EXERCISE BRIEF
Take each line of the data that contains the string "JSON" and copy it.

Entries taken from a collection

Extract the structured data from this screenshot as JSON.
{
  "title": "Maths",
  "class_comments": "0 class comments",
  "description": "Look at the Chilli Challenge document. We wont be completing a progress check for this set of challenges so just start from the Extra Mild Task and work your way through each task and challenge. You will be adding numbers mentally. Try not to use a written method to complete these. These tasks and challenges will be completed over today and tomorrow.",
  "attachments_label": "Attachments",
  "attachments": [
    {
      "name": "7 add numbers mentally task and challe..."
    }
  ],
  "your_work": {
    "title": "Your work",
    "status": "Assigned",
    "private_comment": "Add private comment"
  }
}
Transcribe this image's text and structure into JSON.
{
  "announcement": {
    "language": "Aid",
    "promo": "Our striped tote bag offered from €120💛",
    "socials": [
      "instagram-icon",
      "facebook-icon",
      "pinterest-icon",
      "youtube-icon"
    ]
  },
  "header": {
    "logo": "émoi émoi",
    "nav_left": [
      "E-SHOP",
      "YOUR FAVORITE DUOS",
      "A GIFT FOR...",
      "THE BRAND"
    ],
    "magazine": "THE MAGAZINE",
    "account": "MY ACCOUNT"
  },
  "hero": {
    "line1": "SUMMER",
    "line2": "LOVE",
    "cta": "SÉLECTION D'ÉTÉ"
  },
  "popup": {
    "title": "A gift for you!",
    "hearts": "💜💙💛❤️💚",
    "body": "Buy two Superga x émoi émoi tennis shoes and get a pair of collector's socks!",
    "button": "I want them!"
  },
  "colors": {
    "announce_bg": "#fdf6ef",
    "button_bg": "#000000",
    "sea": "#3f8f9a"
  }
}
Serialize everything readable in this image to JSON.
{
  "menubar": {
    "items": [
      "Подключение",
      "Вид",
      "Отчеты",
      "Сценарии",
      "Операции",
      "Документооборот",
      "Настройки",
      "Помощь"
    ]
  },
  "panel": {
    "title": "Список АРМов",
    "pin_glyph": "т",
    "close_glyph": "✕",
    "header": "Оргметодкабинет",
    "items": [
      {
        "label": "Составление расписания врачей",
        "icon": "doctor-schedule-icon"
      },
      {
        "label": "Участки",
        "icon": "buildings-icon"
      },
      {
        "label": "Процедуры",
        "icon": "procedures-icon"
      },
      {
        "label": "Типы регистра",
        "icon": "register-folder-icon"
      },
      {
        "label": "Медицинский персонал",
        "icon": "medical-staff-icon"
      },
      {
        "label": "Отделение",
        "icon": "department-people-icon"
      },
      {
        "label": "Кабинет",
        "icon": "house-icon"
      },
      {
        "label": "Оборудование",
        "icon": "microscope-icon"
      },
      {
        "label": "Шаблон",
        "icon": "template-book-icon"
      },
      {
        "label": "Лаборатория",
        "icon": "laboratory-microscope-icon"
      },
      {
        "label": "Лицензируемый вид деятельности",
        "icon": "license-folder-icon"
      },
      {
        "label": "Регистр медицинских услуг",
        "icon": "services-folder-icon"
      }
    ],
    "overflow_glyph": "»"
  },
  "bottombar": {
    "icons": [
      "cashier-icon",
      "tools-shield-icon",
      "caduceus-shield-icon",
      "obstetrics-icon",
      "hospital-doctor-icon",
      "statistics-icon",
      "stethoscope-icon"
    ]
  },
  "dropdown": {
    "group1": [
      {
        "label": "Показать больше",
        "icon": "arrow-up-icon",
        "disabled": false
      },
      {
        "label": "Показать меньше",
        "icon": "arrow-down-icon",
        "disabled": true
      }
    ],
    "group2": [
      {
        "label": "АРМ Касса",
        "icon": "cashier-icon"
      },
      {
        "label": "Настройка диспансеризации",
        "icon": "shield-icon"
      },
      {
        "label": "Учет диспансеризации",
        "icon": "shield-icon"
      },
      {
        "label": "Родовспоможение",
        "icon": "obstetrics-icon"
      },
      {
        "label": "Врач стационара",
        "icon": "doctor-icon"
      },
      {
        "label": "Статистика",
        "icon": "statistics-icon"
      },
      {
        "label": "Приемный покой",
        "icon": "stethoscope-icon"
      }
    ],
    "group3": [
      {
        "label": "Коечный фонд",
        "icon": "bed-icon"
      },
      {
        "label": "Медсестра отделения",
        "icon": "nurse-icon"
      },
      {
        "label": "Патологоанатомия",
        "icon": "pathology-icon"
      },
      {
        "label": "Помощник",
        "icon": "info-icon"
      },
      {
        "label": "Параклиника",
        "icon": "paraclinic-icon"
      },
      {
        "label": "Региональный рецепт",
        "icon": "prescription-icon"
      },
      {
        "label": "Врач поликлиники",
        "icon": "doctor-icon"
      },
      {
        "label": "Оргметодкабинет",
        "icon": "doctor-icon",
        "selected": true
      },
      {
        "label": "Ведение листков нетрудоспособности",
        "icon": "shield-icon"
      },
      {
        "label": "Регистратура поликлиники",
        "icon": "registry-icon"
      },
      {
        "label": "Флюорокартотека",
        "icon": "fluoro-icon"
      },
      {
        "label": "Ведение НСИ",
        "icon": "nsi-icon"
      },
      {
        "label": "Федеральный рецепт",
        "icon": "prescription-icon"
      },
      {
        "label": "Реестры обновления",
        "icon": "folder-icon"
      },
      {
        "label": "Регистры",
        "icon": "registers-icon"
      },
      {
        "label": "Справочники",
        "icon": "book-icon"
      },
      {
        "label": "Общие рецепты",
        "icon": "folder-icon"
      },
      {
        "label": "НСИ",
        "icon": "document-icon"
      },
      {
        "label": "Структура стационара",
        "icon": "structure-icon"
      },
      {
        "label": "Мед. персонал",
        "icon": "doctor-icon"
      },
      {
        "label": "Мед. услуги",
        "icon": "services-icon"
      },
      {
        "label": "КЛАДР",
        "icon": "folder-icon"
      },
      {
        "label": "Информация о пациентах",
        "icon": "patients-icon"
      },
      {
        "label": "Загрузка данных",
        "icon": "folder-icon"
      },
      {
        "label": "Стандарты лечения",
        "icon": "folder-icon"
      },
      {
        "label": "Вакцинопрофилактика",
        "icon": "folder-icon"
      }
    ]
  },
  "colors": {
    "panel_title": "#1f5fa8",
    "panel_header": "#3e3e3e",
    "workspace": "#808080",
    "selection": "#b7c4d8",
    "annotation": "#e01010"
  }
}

SOLUTION TO THIS TASK
Extract the structured data from this screenshot as JSON.
Transcribe this image's text and structure into JSON.
Serialize everything readable in this image to JSON.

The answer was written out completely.